Kaizen – the pursuit for progress not perfection

Jason SayensmartPRENEUR Blog Series

Continuous improvement is a culture and a mindset.

In the organizations that I’ve worked for that embraced this mindset, we had quarterly meetings designed to discuss how we can become better at a specific goal that we set for the session.  These meetings are the polar opposite of what takes place in a quarterly sales meeting and are not a replacement.  The “Kaizen” workshops would take place off-site and typically last 4 to 5 days focusing on a set of goals that get set prior to the event.

What is Kaizen?

The Japanese word Kaizen means ‘change for better’

Kai – change, revision, and Zen – virtue, goodness 


Why would you host quarterly “Kaizen” sessions with your team?

If you want to create a culture and mindset of continuous improvement, you have to make the time to do the work.  An offsite location is ideal because it takes your employees out of their “work” environment which allows them to start thinking creatively.  This creates a safe zone for discussion along and brings your team together.

Kaizen meetings can be critical to your organization’s success by helping align your team, identify gaps in process and bring rapid change within your company.

What are the goals?

The biggest enemy in a company is waste.  It slows down production, creates bottlenecks in departments, and can ultimately lead to a poor client experience.  Your goal in these sessions is to identify an area of the business that needs work and as a group, strategize as to how to improve the process by identifying the waste that is creating the problem and removing it.

How do you get started?

When you are just starting out, you will assign someone to lead the sessions.  The session leader and your team will pick 4-6 areas of the business that they feel need improvement and then rank them in importance.  These will become the themes of your Kaizen sessions going forward.  

Each meeting has a 3 part structure

Pre-session Planning (Session Leader)

  • Select an offsite location that is distraction-free and that everyone agrees on.
  • Choose the right employees to attend
  • Create an agenda and share it ahead of the event
  • Have the proper tools available (whiteboard, projector, flip charts, etc).
  • Set goals for the end of each day
  • Discuss ground rules for the entire session

Session (4-5 days)

  • Review the goal(s) of the session
  • Discuss the current state of the problem
  • Make a list of all of the causes contributing to the problem defined.
  • Use “the 5 why’s” to get to the root cause of each problem
  • Brainstorm solutions to all of the problems given the root causes discovered.
  • Create process improvement structures to keep these root causes from surfacing again.
  • Agree on a plan of action when returning to the office

Post-session activities (Session Leader)

  • Create documentation with detailed changes and share it with the entire company.
  • Discuss progress during weekly meetings to create a feedback loop.

How do you make the changes stick? 

In Krav Maga we call this muscle memory.  The more we practice the exercise and receive feedback, the more we can continually improve.  If you’re hosting a Kaizen event, you’ve done the hard part.  Your employees engaged in a session to make improvements and these changes were designed and approved by them.  By meeting weekly to discuss what’s working and what’s not working, you can gauge if the change is helping and make adjustments before bad habits are created. 
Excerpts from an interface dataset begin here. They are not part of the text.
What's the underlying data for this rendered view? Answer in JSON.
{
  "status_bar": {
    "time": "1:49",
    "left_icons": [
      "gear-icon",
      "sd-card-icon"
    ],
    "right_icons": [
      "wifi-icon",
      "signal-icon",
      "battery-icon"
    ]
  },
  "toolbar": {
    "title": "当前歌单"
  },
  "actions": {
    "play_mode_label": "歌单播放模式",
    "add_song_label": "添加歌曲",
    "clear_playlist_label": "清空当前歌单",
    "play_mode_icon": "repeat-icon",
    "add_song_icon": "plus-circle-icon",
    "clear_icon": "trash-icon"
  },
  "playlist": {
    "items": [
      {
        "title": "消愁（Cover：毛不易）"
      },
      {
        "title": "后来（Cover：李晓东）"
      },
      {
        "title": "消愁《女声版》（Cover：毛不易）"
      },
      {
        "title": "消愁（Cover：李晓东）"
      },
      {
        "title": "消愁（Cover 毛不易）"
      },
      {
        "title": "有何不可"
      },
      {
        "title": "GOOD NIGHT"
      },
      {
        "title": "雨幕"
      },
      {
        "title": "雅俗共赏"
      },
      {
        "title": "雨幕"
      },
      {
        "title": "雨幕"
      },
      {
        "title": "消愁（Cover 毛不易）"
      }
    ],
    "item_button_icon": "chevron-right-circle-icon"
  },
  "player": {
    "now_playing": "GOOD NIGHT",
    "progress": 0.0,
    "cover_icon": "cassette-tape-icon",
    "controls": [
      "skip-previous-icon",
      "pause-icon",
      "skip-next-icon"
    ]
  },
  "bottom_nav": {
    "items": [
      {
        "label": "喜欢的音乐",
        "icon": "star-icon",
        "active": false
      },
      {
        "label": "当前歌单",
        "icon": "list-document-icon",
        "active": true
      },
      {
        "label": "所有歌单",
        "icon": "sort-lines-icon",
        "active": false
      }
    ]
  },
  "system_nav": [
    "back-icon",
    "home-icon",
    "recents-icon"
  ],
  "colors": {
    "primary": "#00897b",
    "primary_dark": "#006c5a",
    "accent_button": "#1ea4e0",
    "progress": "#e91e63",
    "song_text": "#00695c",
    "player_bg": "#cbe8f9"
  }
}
About the Author

Jason Sayen

Jason Sayen is the Founder of I am Sayen and brings over 25 years to the custom installation channel.  I am Sayen, helps business owners understand their process through workflow documentation which aligns teams and removes bottlenecks.

Website:   http://iamsayen.com